Light and Water

My readings in the world of wabi-sabi have also lead to readings about ‘miksang’ – a Tibetan Buddhist philosophy of seeing.

Miksang is a Tibetan word meaning “good eye” and represents a form of contemplative photography based on the Dharma Art teachings of Chögyam Trungpa, in which the eye is in synchronisation with the contemplative mind. The result of this particular perception of the world, combined with photography, produces a peculiar and open way of seeing the world. Miksang pictures tend to bring the observer back into the original contemplation  state of the author of the picture. The pictures can bring one back to a purer perception  of reality that is often neglected.

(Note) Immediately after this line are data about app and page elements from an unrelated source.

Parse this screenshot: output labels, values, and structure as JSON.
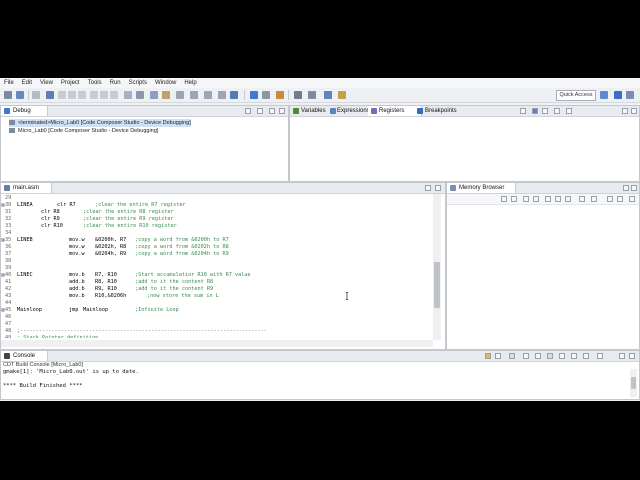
{
  "menu": [
    "File",
    "Edit",
    "View",
    "Project",
    "Tools",
    "Run",
    "Scripts",
    "Window",
    "Help"
  ],
  "toolbar": {
    "quick_access": "Quick Access"
  },
  "debug_view": {
    "tab": "Debug",
    "items": [
      {
        "label": "<terminated>Micro_Lab0 [Code Composer Studio - Device Debugging]",
        "selected": true
      },
      {
        "label": "Micro_Lab0 [Code Composer Studio - Device Debugging]",
        "selected": false
      }
    ]
  },
  "variables_view": {
    "tabs": [
      "Variables",
      "Expressions",
      "Registers",
      "Breakpoints"
    ],
    "active": "Registers"
  },
  "editor": {
    "tab": "main.asm",
    "lines": [
      {
        "n": "29",
        "label": "",
        "ins": "",
        "ops": "",
        "comment": ""
      },
      {
        "n": "30",
        "label": "LINEA",
        "ins": "clr R7",
        "ops": "",
        "comment": ";clear the entire R7 register"
      },
      {
        "n": "31",
        "label": "",
        "ins": "clr R8",
        "ops": "",
        "comment": ";clear the entire R8 register"
      },
      {
        "n": "32",
        "label": "",
        "ins": "clr R9",
        "ops": "",
        "comment": ";clear the entire R9 register"
      },
      {
        "n": "33",
        "label": "",
        "ins": "clr R10",
        "ops": "",
        "comment": ";clear the entire R10 register"
      },
      {
        "n": "34",
        "label": "",
        "ins": "",
        "ops": "",
        "comment": ""
      },
      {
        "n": "35",
        "label": "LINEB",
        "ins": "mov.w",
        "ops": "&0200h, R7",
        "comment": ";copy a word from &0200h to R7"
      },
      {
        "n": "36",
        "label": "",
        "ins": "mov.w",
        "ops": "&0202h, R8",
        "comment": ";copy a word from &0202h to R8"
      },
      {
        "n": "37",
        "label": "",
        "ins": "mov.w",
        "ops": "&0204h, R9",
        "comment": ";copy a word from &0204h to R9"
      },
      {
        "n": "38",
        "label": "",
        "ins": "",
        "ops": "",
        "comment": ""
      },
      {
        "n": "39",
        "label": "",
        "ins": "",
        "ops": "",
        "comment": ""
      },
      {
        "n": "40",
        "label": "LINEC",
        "ins": "mov.b",
        "ops": "R7, R10",
        "comment": ";Start accumulatior R10 with R7 value"
      },
      {
        "n": "41",
        "label": "",
        "ins": "add.b",
        "ops": "R8, R10",
        "comment": ";add to it the content R8"
      },
      {
        "n": "42",
        "label": "",
        "ins": "add.b",
        "ops": "R9, R10",
        "comment": ";add to it the content R9"
      },
      {
        "n": "43",
        "label": "",
        "ins": "mov.b",
        "ops": "R10,&0206h",
        "comment": ";now store the sum in L"
      },
      {
        "n": "44",
        "label": "",
        "ins": "",
        "ops": "",
        "comment": ""
      },
      {
        "n": "45",
        "label": "Mainloop",
        "ins": "jmp",
        "ops": "Mainloop",
        "comment": ";Infinite Loop"
      },
      {
        "n": "46",
        "label": "",
        "ins": "",
        "ops": "",
        "comment": ""
      },
      {
        "n": "47",
        "label": "",
        "ins": "",
        "ops": "",
        "comment": ""
      },
      {
        "n": "48",
        "label": "",
        "ins": "",
        "ops": "",
        "comment": ";-------------------------------------------------------------------------------"
      },
      {
        "n": "49",
        "label": "",
        "ins": "",
        "ops": "",
        "comment": "; Stack Pointer definition"
      }
    ]
  },
  "memory_view": {
    "tab": "Memory Browser"
  },
  "console_view": {
    "tab": "Console",
    "subtitle": "CDT Build Console [Micro_Lab0]",
    "lines": [
      "gmake[1]: 'Micro_Lab0.out' is up to date.",
      "",
      "**** Build Finished ****"
    ]
  },
  "colors": {
    "comment": "#3a8a50",
    "selection": "#cfe0f5",
    "panel_border": "#c4c8ce"
  }
}
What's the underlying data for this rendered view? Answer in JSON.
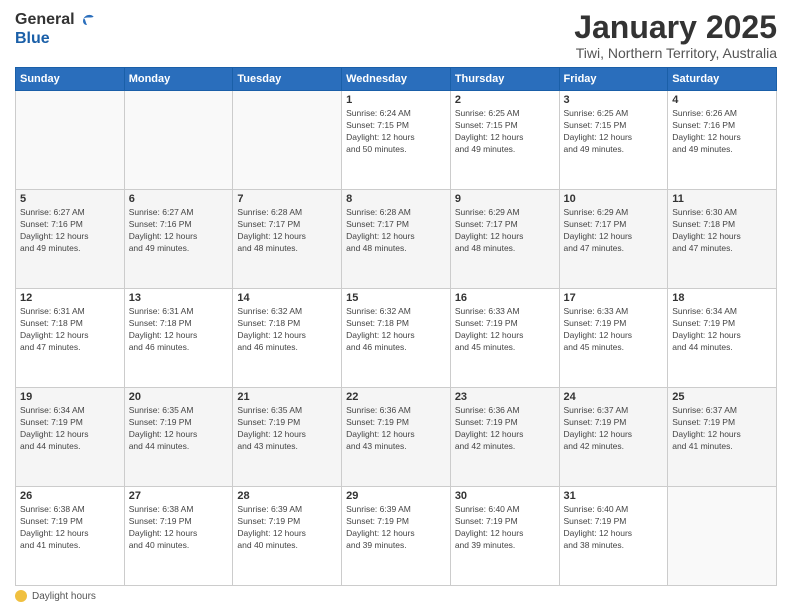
{
  "logo": {
    "general": "General",
    "blue": "Blue"
  },
  "header": {
    "month": "January 2025",
    "location": "Tiwi, Northern Territory, Australia"
  },
  "weekdays": [
    "Sunday",
    "Monday",
    "Tuesday",
    "Wednesday",
    "Thursday",
    "Friday",
    "Saturday"
  ],
  "weeks": [
    [
      {
        "day": "",
        "info": ""
      },
      {
        "day": "",
        "info": ""
      },
      {
        "day": "",
        "info": ""
      },
      {
        "day": "1",
        "info": "Sunrise: 6:24 AM\nSunset: 7:15 PM\nDaylight: 12 hours\nand 50 minutes."
      },
      {
        "day": "2",
        "info": "Sunrise: 6:25 AM\nSunset: 7:15 PM\nDaylight: 12 hours\nand 49 minutes."
      },
      {
        "day": "3",
        "info": "Sunrise: 6:25 AM\nSunset: 7:15 PM\nDaylight: 12 hours\nand 49 minutes."
      },
      {
        "day": "4",
        "info": "Sunrise: 6:26 AM\nSunset: 7:16 PM\nDaylight: 12 hours\nand 49 minutes."
      }
    ],
    [
      {
        "day": "5",
        "info": "Sunrise: 6:27 AM\nSunset: 7:16 PM\nDaylight: 12 hours\nand 49 minutes."
      },
      {
        "day": "6",
        "info": "Sunrise: 6:27 AM\nSunset: 7:16 PM\nDaylight: 12 hours\nand 49 minutes."
      },
      {
        "day": "7",
        "info": "Sunrise: 6:28 AM\nSunset: 7:17 PM\nDaylight: 12 hours\nand 48 minutes."
      },
      {
        "day": "8",
        "info": "Sunrise: 6:28 AM\nSunset: 7:17 PM\nDaylight: 12 hours\nand 48 minutes."
      },
      {
        "day": "9",
        "info": "Sunrise: 6:29 AM\nSunset: 7:17 PM\nDaylight: 12 hours\nand 48 minutes."
      },
      {
        "day": "10",
        "info": "Sunrise: 6:29 AM\nSunset: 7:17 PM\nDaylight: 12 hours\nand 47 minutes."
      },
      {
        "day": "11",
        "info": "Sunrise: 6:30 AM\nSunset: 7:18 PM\nDaylight: 12 hours\nand 47 minutes."
      }
    ],
    [
      {
        "day": "12",
        "info": "Sunrise: 6:31 AM\nSunset: 7:18 PM\nDaylight: 12 hours\nand 47 minutes."
      },
      {
        "day": "13",
        "info": "Sunrise: 6:31 AM\nSunset: 7:18 PM\nDaylight: 12 hours\nand 46 minutes."
      },
      {
        "day": "14",
        "info": "Sunrise: 6:32 AM\nSunset: 7:18 PM\nDaylight: 12 hours\nand 46 minutes."
      },
      {
        "day": "15",
        "info": "Sunrise: 6:32 AM\nSunset: 7:18 PM\nDaylight: 12 hours\nand 46 minutes."
      },
      {
        "day": "16",
        "info": "Sunrise: 6:33 AM\nSunset: 7:19 PM\nDaylight: 12 hours\nand 45 minutes."
      },
      {
        "day": "17",
        "info": "Sunrise: 6:33 AM\nSunset: 7:19 PM\nDaylight: 12 hours\nand 45 minutes."
      },
      {
        "day": "18",
        "info": "Sunrise: 6:34 AM\nSunset: 7:19 PM\nDaylight: 12 hours\nand 44 minutes."
      }
    ],
    [
      {
        "day": "19",
        "info": "Sunrise: 6:34 AM\nSunset: 7:19 PM\nDaylight: 12 hours\nand 44 minutes."
      },
      {
        "day": "20",
        "info": "Sunrise: 6:35 AM\nSunset: 7:19 PM\nDaylight: 12 hours\nand 44 minutes."
      },
      {
        "day": "21",
        "info": "Sunrise: 6:35 AM\nSunset: 7:19 PM\nDaylight: 12 hours\nand 43 minutes."
      },
      {
        "day": "22",
        "info": "Sunrise: 6:36 AM\nSunset: 7:19 PM\nDaylight: 12 hours\nand 43 minutes."
      },
      {
        "day": "23",
        "info": "Sunrise: 6:36 AM\nSunset: 7:19 PM\nDaylight: 12 hours\nand 42 minutes."
      },
      {
        "day": "24",
        "info": "Sunrise: 6:37 AM\nSunset: 7:19 PM\nDaylight: 12 hours\nand 42 minutes."
      },
      {
        "day": "25",
        "info": "Sunrise: 6:37 AM\nSunset: 7:19 PM\nDaylight: 12 hours\nand 41 minutes."
      }
    ],
    [
      {
        "day": "26",
        "info": "Sunrise: 6:38 AM\nSunset: 7:19 PM\nDaylight: 12 hours\nand 41 minutes."
      },
      {
        "day": "27",
        "info": "Sunrise: 6:38 AM\nSunset: 7:19 PM\nDaylight: 12 hours\nand 40 minutes."
      },
      {
        "day": "28",
        "info": "Sunrise: 6:39 AM\nSunset: 7:19 PM\nDaylight: 12 hours\nand 40 minutes."
      },
      {
        "day": "29",
        "info": "Sunrise: 6:39 AM\nSunset: 7:19 PM\nDaylight: 12 hours\nand 39 minutes."
      },
      {
        "day": "30",
        "info": "Sunrise: 6:40 AM\nSunset: 7:19 PM\nDaylight: 12 hours\nand 39 minutes."
      },
      {
        "day": "31",
        "info": "Sunrise: 6:40 AM\nSunset: 7:19 PM\nDaylight: 12 hours\nand 38 minutes."
      },
      {
        "day": "",
        "info": ""
      }
    ]
  ],
  "footer": {
    "label": "Daylight hours"
  }
}
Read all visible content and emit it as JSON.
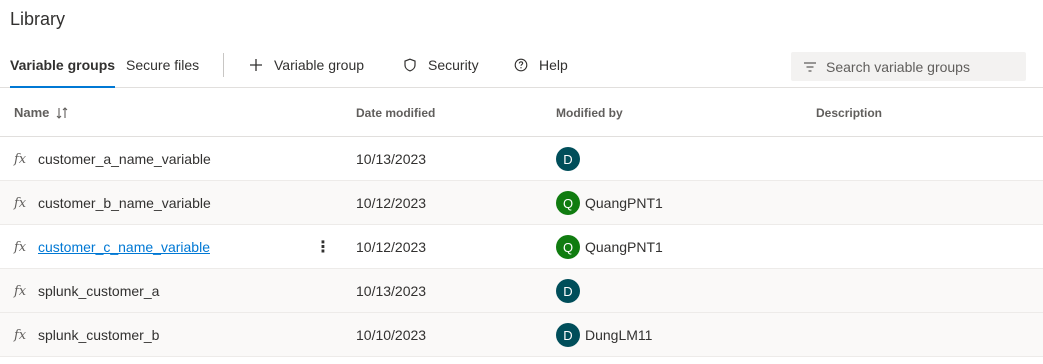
{
  "page": {
    "title": "Library"
  },
  "tabs": [
    {
      "label": "Variable groups",
      "selected": true
    },
    {
      "label": "Secure files",
      "selected": false
    }
  ],
  "commands": {
    "add_variable_group": {
      "label": "Variable group",
      "icon": "plus-icon"
    },
    "security": {
      "label": "Security",
      "icon": "shield-icon"
    },
    "help": {
      "label": "Help",
      "icon": "help-icon"
    }
  },
  "search": {
    "placeholder": "Search variable groups",
    "value": "",
    "icon": "filter-icon"
  },
  "table": {
    "columns": {
      "name": "Name",
      "date_modified": "Date modified",
      "modified_by": "Modified by",
      "description": "Description"
    },
    "rows": [
      {
        "name": "customer_a_name_variable",
        "date": "10/13/2023",
        "avatar_initial": "D",
        "avatar_color": "#004e5a",
        "modified_by": "",
        "description": ""
      },
      {
        "name": "customer_b_name_variable",
        "date": "10/12/2023",
        "avatar_initial": "Q",
        "avatar_color": "#107c10",
        "modified_by": "QuangPNT1",
        "description": ""
      },
      {
        "name": "customer_c_name_variable",
        "date": "10/12/2023",
        "avatar_initial": "Q",
        "avatar_color": "#107c10",
        "modified_by": "QuangPNT1",
        "description": "",
        "hovered": true
      },
      {
        "name": "splunk_customer_a",
        "date": "10/13/2023",
        "avatar_initial": "D",
        "avatar_color": "#004e5a",
        "modified_by": "",
        "description": ""
      },
      {
        "name": "splunk_customer_b",
        "date": "10/10/2023",
        "avatar_initial": "D",
        "avatar_color": "#004e5a",
        "modified_by": "DungLM11",
        "description": ""
      }
    ]
  },
  "colors": {
    "accent": "#0078d4"
  }
}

Miksang involves nothing fancy, no special setup; only a visual capture, in the proper state of mind, of everyday reality .

This combination of the contemplative mind with looking deeply at things from daily life seems to fit beautifully with the wabi-sabi concept of seeing the beauty in impermanence and the peace within natural objects and shapes.  Wabi-sabi and miksang both call for an acceptance of things as they are and of allowing our inner being to respond to the beauty of the imperfect, of the melancholy of the beautiful, of seeing ourselves within these deeper simplicities.

Both philosophies call for a stripping away of the externalities and complexities that fill our lives, asking us to see more clearly and more deeply.  Looking at the world this way from a meditative state where the eye and the camera become one,  expresses the inner sight and at the same time, the inner being.

Miksang photography or art takes us into the small hidden things of the world – the patterns that create the world we see.  Examining the patterns of sand or leaf veins or the patterns made by bubbles in water opens our minds to the patterns we create in our own lives.  Are they permanent patterns, or like bubbles, transient?  Are they functional patterns, like those found in rings on a  tree or have these patterns lost functionality and we now follow them without thought, because we have always done so, or because it is the accepted behaviour for ‘people like us’?  Are our patterns of behaviour and thought natural or forced upon us?  Did we chose them to meet a need, now long forgotten?

Nature’s patterns have a purpose and we can examine them in detail to understand the reason.  We need also to examine our own patterns to see if they too have a purpose, and to see if the purpose behind this pattern is still good.  Do we hide behind the patterns we create to keep ourselves safe or protected from the world?

If we work with these ideas we may find that our patterns of thinking and seeing and behaving are no longer patterns, but prison bars, limiting our functionality, limiting our creativity, limiting our understanding..

Advertisements